There’s not really all that much more that can be said about the whole surgery thing. Ordinarily, the surgery is relatively easy and done laprascopically in day surgery, but because of the position in which I would be lying on the table, on an angle with my head lower than my feet, that may put too much stress on my heart & lungs. Gynae figured that because of the PAH, the likelihood is that he will have to do the surgery under general anaesthesia instead, which would make the procedure a couple of days stay in the hospital instead. If by chance Hawt Doc or the anaesthesiologist is not comfortable with the idea of me doing surgery at all, then we’ll basically just have to sit, wait & watch the mass. Seeing as I have my appointment with Hawt Doc on the 27th, that’s actually going to be the day I find out if surgery is a go or not, then I will have a pre-op pow-wow, so to speak, with Gynae in September to discuss any other stuff which may have cropped up with the doctors since my first visit.

As an aside, for curiousity’s sake, if we were ever considering the idea of having a family, how would that affect our chances if we’re removing an entire ovary? He said that I still had eggs in the right ovary, until I mentioned that I had done chemo a few years back, to which he thought a moment, then offered: if it’s not unsafe at the time, when he removes the left ovary, he can test the right ovary to see if there are any eggs. IF there are eggs, then it means that we could potentially try to have a biological child if we wanted. At that point, it’s just a matter of finding a surrogate mother willing to go ahead with the procedure and $20,000 to cover the medical costs.

His comment surprised me — like *mind is blown!* surprised. It was a lot of information to process even though it was really just a small tidbit of information. Up until this point, every doctor has said to me since the PAH diagnosis, “I’m sorry, but no, you can not get pregnant.” but never told me outright why.

Well Gynae told me why: The likelihood of death during pregnancy is 95%. That’s a guaranteed death sentence with the unlikeliest 5% chance of not dying, but with a whole host of accompanying complications that wouldn’t make it safe for myself or a potential child. It’s kind of strange… everyone wants to hear “95% chance!”, but you never hear it used in a definitively negative way.

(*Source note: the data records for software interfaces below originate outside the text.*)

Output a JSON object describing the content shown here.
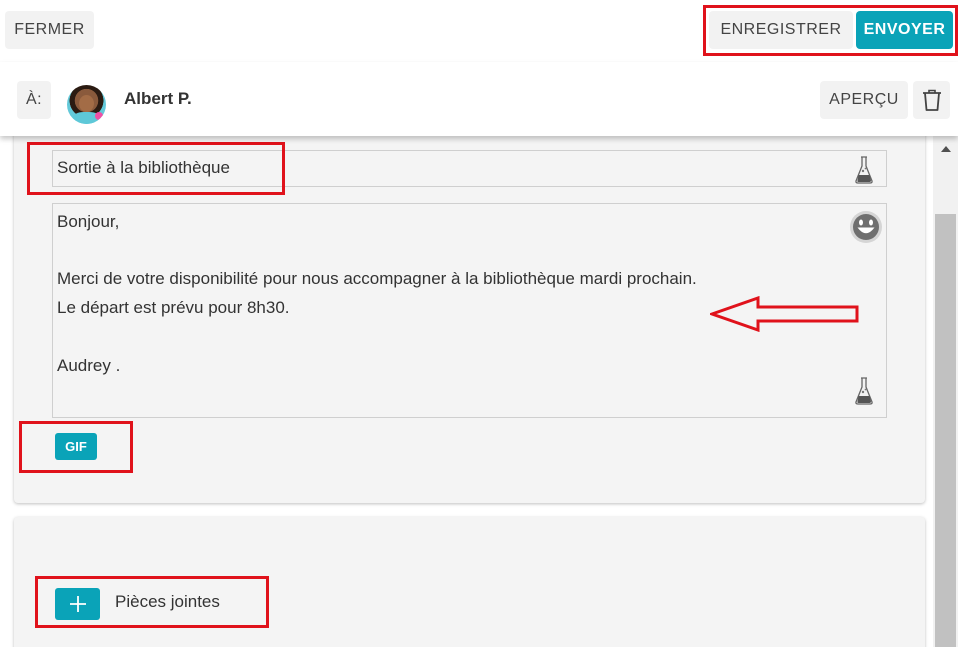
{
  "toolbar": {
    "close_label": "FERMER",
    "save_label": "ENREGISTRER",
    "send_label": "ENVOYER"
  },
  "recipient": {
    "to_label": "À:",
    "name": "Albert P.",
    "preview_label": "APERÇU"
  },
  "message": {
    "subject": "Sortie à la bibliothèque",
    "body_lines": [
      "Bonjour,",
      "Merci de votre disponibilité pour nous accompagner à la bibliothèque mardi prochain.",
      "Le départ est prévu pour 8h30.",
      "Audrey ."
    ],
    "gif_label": "GIF"
  },
  "attachments": {
    "label": "Pièces jointes"
  },
  "icons": {
    "trash": "trash-icon",
    "smiley": "smiley-icon",
    "flask": "flask-icon",
    "plus": "plus-icon"
  },
  "colors": {
    "accent": "#0aa3b8",
    "highlight": "#e0121b"
  }
}
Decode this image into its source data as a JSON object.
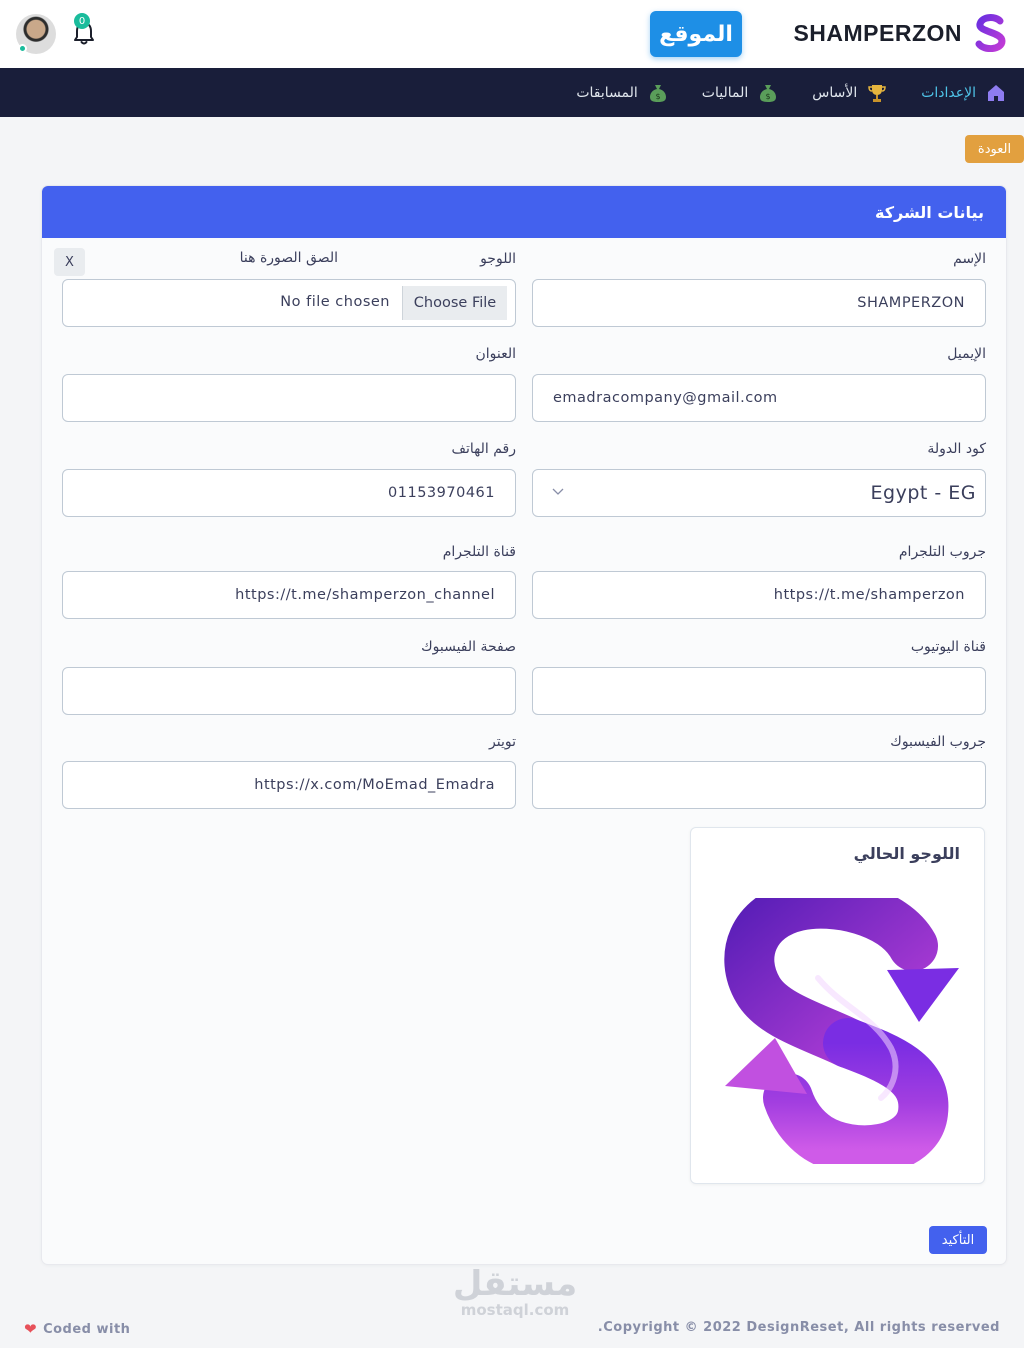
{
  "header": {
    "brand_name": "SHAMPERZON",
    "site_button": "الموقع",
    "notification_count": "0"
  },
  "nav": {
    "items": [
      {
        "label": "الإعدادات",
        "icon": "home-icon",
        "active": true
      },
      {
        "label": "الأساس",
        "icon": "trophy-icon",
        "active": false
      },
      {
        "label": "الماليات",
        "icon": "money-bag-icon",
        "active": false
      },
      {
        "label": "المسابقات",
        "icon": "money-bag-icon",
        "active": false
      }
    ]
  },
  "back_button": "العودة",
  "card": {
    "title": "بيانات الشركة",
    "fields": {
      "name": {
        "label": "الإسم",
        "value": "SHAMPERZON"
      },
      "logo": {
        "label": "اللوجو",
        "paste_label": "الصق الصورة هنا",
        "button": "Choose File",
        "status": "No file chosen",
        "clear": "X"
      },
      "email": {
        "label": "الإيميل",
        "value": "emadracompany@gmail.com"
      },
      "address": {
        "label": "العنوان",
        "value": ""
      },
      "country_code": {
        "label": "كود الدولة",
        "value": "Egypt - EG"
      },
      "phone": {
        "label": "رقم الهاتف",
        "value": "01153970461"
      },
      "telegram_group": {
        "label": "جروب التلجرام",
        "value": "https://t.me/shamperzon"
      },
      "telegram_channel": {
        "label": "قناة التلجرام",
        "value": "https://t.me/shamperzon_channel"
      },
      "youtube": {
        "label": "قناة اليوتيوب",
        "value": ""
      },
      "facebook_page": {
        "label": "صفحة الفيسبوك",
        "value": ""
      },
      "facebook_group": {
        "label": "جروب الفيسبوك",
        "value": ""
      },
      "twitter": {
        "label": "تويتر",
        "value": "https://x.com/MoEmad_Emadra"
      }
    },
    "current_logo_title": "اللوجو الحالي",
    "confirm_button": "التأكيد"
  },
  "watermark": {
    "arabic": "مستقل",
    "latin": "mostaql.com"
  },
  "footer": {
    "left": "Coded with",
    "right": ".Copyright © 2022 DesignReset, All rights reserved"
  },
  "colors": {
    "primary": "#4361ee",
    "navbar": "#191e3a",
    "warning": "#e2a03f",
    "site_button": "#1e8fe6",
    "brand_purple": "#8b2be2"
  }
}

So, the possibility of us having a biological child once again raises to the surface all sorts of thoughts and issues again as to whether or not we could/should consider having children. As it stands now, as much as I am sad to say it, we are still not going to be have children, even if we discover I have viable eggs, making the potential of it being a reality.

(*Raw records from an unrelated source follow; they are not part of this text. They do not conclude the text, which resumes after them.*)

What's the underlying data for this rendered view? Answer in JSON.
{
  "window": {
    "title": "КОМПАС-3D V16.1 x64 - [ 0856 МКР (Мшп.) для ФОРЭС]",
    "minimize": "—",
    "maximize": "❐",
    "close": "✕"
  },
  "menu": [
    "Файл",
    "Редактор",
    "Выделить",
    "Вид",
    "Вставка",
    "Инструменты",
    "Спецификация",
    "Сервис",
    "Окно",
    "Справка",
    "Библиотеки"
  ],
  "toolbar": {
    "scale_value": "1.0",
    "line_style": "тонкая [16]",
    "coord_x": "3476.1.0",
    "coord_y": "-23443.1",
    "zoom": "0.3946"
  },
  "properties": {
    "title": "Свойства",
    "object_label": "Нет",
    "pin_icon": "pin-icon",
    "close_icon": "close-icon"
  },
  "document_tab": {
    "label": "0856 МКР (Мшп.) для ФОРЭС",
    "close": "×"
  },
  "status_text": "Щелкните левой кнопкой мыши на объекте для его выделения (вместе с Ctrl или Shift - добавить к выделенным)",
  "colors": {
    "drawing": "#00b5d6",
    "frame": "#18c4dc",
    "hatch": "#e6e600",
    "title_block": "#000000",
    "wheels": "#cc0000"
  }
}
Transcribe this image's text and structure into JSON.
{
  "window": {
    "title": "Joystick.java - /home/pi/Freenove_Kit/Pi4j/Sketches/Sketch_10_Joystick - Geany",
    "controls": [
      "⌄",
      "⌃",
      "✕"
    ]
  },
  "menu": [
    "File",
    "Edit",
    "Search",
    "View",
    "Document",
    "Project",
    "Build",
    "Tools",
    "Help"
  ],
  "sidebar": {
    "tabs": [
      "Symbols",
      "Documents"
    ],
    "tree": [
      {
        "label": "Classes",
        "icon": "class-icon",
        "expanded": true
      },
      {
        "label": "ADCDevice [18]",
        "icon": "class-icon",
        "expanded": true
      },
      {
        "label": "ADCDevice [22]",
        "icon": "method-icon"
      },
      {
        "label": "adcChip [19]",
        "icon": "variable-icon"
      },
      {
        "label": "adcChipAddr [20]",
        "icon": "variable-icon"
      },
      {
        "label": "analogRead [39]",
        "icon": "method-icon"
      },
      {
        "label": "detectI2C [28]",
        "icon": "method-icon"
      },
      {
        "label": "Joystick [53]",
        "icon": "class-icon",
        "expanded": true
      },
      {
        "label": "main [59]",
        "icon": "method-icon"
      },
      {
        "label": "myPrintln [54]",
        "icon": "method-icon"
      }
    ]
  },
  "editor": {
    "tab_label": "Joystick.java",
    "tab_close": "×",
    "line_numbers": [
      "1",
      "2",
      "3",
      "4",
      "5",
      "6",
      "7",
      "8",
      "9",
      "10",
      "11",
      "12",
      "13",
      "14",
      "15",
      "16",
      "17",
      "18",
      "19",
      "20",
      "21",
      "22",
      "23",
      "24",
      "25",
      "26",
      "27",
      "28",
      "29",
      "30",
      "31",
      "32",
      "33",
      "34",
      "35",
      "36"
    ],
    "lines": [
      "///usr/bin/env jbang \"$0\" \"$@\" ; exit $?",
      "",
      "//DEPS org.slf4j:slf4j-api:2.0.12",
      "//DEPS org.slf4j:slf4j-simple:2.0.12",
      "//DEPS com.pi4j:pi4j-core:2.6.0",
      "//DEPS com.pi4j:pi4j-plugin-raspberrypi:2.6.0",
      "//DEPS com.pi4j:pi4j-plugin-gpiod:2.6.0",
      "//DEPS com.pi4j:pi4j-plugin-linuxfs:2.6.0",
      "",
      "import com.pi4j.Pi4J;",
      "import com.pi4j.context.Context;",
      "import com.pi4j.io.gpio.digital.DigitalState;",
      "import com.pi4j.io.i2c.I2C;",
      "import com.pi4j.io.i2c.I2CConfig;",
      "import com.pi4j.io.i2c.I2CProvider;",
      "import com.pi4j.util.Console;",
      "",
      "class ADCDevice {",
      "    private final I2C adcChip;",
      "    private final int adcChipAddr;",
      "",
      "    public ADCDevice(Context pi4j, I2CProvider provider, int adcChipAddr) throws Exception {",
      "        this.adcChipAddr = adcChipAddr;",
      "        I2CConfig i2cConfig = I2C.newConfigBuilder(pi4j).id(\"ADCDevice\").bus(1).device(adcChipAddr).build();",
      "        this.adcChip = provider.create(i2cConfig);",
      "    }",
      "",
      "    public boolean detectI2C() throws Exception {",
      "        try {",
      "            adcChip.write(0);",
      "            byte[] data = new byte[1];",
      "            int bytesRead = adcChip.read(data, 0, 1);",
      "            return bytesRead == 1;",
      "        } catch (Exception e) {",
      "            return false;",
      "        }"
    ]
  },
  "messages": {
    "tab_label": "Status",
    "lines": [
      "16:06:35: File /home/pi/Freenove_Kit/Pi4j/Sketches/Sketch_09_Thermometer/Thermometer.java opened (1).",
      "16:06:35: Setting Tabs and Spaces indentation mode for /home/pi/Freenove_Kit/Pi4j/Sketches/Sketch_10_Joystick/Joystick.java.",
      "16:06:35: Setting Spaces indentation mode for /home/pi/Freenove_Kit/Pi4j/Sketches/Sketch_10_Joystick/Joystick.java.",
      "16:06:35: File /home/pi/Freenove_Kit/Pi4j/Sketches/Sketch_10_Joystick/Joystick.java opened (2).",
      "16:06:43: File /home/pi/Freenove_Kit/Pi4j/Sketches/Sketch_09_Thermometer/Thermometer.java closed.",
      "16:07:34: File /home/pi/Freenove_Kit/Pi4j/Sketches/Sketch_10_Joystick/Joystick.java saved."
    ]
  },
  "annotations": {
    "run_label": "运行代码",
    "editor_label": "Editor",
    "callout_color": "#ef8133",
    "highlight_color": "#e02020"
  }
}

So yea, that pretty much takes you up to speed on what’s been going on with me, SALLY & “friends”.

Hope everyone in intarwebz-land is doing well and enjoying the summer of 2012.